We have discussed the leading characteristics of the Negro, his inborn excellencies and inbred defects, candidly and as they are to be seen in the great mass whose place determines the status of the race as a whole. It would, however, be to small purpose if we did not ask what can be done to develop the innate good and correct the bad in a race so puissant and numerous? This mass is not inert; it has great reactionary force, modifying and influencing all about it. The Negro's excellences have entered into American character and life already; so have his weaknesses. He has brought cheer, love, emotion and religion in saving measure to the land. He has given it wealth by his brawn and liberty by his blood. His self-respect, even in abasement, has kept him struggling upward; his confidence in his own future has infected his friends and kept him from nursing despondency or planning anarchy. But he has laid, and does lay, burdens upon the land, too: his ignorance, his low average of morality, his low standards of home, his lack of enterprise, his lack of self-reliance—these must be cured.

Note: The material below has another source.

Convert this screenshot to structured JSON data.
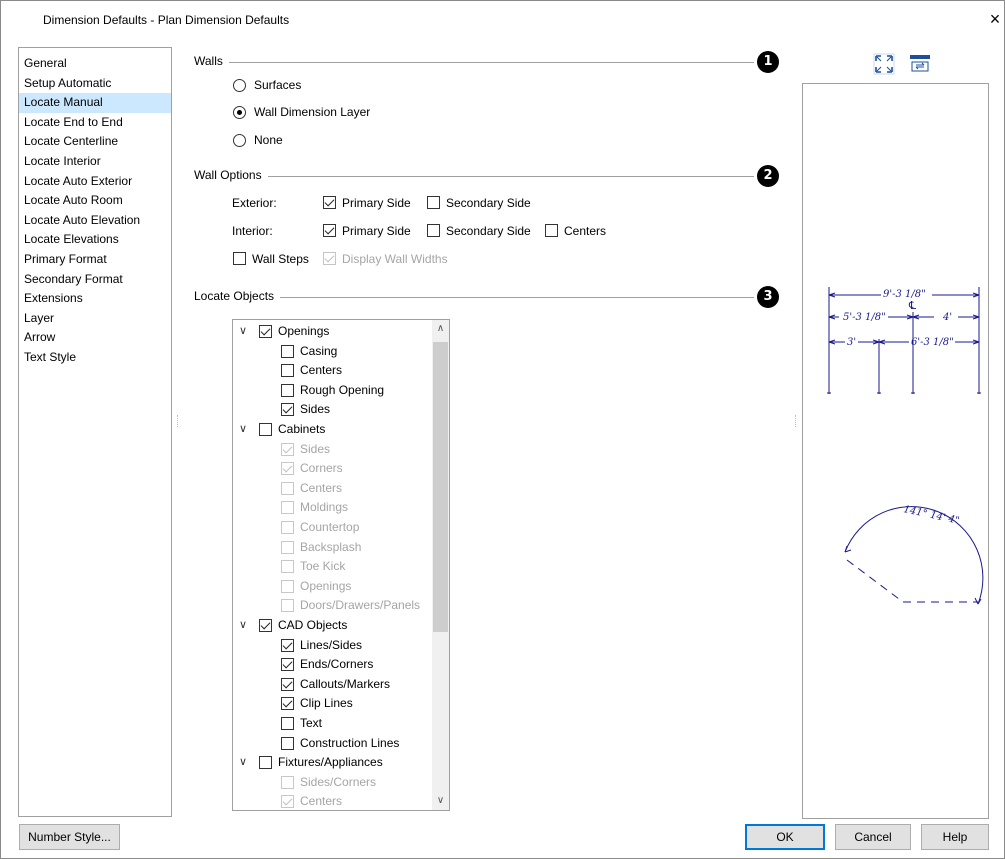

Evidently, he is to be "solved" by educational processes. Everyone of his inborn traits must be respected and developed to proper proportion. Excesses and excrescences must not be carelessly dealt with, for they mark the fertility of a soil that raises rank weeds because no gardener has tilled it. His religion must become "ethics touched with feeling"—not a paroxysm, but a principle. His imagination must be given a rudder to guide its sails; and the first fruits of its proper exercise, as seen in a Dunbar, a Chesnutt, a Coleridge-Taylor and a Tanner, must be pedestaled along the Appian Way over which others are to march. His affection must be met with larger love; his patience rewarded with privilege; his courage called to defend the rights of others rather than redress his own wrongs. Thus shall he supplement from within the best efforts of good men without.

To cure the evils entailed upon him by an unhappy past, he must be educated to work with skill, with self-direction, in combination and unremittingly. Industrial education with constant application, is the slogan of his rise from racial pauperism to productive manliness. Not that exceptional minds should not have exceptional opportunities (and they already exist); but that the great majority of awkward and unskilled ones, who must work somehow, somewhere, all the time, shall have their opportunities for training in industrial schools near them and with courses consonant with the lives they are to lead. Let the ninety and nine who must work, either with trained or fumbling hands, have a chance. Train the Negro to accept and carry responsibility by putting it upon him. Train him, more than any schools are now doing, in morals—to speak the truth, to keep a promise, to touch only his own property, to trust the trustworthy among his own race, to risk something in business, to strike out in new lines of endeavor, to buy houses and make homes, to regard beauty as well as utility, to save rather than display. In short, let us subordinate mere knowledge to the work of invigorating the will, energizing productive effort and clarifying moral vision. Let us make safe men rather than vociferous mountebanks; let us put deftness in daily labor above sleight-of-hand tricks, and common sense, well trained, above classical smatterings, which awe the multitude but butter no parsnips.

If we do this, America will have enriched her blood, ennobled her record and shown the world how to deal with its Dark Races without reproach.

[B] In the original, this was 'Northen'.

[C] In the original, this was 'weeek'.

[D] In the original, this was 'seees'.


This work is in the public domain in the United States because it was published before January 1, 1923.

The author died in 1918, so this work is also in the public domain in countries and areas where the copyright term is the author's life plus 80 years or less. This work may also be in the public domain in countries and areas with longer native copyright terms that apply the rule of the shorter term to foreign works.